**Instructions for the task:** How many lines of the entries hold the string "CHEMISE"? Reply with the number alone.

**Interface dataset entries:**
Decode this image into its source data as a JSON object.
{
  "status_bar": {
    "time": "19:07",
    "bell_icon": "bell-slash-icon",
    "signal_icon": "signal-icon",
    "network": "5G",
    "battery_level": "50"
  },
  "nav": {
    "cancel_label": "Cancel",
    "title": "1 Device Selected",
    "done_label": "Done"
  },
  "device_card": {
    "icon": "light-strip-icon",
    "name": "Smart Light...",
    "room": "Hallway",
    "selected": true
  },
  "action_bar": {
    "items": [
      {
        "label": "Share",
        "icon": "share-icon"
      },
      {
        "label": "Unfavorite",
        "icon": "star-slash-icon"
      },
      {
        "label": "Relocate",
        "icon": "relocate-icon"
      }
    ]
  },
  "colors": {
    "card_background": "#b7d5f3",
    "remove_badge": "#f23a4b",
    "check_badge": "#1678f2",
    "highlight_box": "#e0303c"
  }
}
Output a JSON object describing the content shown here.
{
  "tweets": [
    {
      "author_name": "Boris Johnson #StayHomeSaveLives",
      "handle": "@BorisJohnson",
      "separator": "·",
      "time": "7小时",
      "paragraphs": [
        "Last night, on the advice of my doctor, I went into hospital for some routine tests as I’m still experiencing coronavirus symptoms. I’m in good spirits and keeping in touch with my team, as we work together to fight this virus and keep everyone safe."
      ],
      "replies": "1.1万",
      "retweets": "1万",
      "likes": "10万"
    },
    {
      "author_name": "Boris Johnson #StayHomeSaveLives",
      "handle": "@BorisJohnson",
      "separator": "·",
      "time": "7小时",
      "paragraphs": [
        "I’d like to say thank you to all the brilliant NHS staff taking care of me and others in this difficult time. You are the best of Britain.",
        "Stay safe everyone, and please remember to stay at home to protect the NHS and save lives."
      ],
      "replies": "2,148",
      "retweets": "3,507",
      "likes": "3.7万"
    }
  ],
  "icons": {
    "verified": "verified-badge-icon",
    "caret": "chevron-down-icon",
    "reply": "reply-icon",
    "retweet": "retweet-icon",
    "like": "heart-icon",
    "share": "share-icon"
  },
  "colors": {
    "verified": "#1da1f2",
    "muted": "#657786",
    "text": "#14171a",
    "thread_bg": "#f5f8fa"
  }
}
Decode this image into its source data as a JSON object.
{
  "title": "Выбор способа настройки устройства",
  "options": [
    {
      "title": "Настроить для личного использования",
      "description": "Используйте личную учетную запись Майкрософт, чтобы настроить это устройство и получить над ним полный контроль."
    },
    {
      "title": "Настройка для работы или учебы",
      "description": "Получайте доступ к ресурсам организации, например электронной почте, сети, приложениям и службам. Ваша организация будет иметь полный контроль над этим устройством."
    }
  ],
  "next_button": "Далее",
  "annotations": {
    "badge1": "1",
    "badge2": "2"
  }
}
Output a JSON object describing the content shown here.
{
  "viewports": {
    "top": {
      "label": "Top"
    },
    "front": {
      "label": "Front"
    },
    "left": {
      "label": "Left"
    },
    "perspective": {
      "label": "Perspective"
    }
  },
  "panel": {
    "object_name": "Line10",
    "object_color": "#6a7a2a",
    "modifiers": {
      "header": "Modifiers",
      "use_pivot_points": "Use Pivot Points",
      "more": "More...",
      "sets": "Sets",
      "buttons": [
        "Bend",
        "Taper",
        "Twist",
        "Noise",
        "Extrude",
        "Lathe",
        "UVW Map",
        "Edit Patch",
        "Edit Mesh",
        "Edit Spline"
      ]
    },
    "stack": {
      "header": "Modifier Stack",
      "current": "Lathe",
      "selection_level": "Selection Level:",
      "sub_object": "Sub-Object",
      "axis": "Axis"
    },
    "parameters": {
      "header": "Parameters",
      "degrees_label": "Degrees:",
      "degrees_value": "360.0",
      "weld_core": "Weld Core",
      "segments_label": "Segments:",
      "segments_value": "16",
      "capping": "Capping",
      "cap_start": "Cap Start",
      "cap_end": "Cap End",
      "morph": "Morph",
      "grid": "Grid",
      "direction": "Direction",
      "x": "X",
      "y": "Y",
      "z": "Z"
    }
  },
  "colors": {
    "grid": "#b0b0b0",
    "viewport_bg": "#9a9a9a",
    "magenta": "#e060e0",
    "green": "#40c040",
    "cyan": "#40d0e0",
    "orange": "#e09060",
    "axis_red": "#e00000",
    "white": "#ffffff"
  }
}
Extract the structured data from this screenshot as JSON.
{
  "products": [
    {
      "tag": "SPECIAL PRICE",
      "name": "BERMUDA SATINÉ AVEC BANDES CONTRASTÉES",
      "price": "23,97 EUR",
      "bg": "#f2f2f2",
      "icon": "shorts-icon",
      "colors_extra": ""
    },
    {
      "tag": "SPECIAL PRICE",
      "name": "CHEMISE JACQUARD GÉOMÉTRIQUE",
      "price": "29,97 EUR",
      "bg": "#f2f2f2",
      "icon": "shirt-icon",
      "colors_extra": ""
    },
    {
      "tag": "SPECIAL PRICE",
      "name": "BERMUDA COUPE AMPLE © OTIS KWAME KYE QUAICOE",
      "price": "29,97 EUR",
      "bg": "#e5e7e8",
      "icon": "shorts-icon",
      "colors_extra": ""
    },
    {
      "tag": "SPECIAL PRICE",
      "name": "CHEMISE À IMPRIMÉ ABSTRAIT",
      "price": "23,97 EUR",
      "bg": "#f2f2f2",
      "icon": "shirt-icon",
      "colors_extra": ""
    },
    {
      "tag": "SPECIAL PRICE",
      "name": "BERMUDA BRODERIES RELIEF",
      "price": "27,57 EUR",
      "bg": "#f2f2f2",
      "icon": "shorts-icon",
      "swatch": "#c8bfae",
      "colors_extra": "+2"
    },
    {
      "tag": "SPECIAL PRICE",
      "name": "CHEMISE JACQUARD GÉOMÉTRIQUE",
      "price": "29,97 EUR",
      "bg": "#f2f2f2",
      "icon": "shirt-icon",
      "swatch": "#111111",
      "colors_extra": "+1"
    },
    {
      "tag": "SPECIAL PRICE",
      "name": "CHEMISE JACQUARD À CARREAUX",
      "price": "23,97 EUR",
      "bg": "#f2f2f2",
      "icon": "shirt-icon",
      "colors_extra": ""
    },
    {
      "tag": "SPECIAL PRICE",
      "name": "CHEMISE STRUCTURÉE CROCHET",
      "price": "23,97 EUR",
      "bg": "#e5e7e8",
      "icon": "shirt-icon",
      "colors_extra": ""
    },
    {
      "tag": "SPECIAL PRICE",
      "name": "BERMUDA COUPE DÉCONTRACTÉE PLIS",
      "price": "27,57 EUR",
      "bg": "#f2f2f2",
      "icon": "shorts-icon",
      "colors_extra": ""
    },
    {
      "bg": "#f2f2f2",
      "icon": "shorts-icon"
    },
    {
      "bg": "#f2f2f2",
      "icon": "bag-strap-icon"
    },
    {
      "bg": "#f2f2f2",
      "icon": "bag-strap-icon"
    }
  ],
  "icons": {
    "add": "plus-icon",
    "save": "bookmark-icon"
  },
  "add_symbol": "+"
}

**The answer:** 5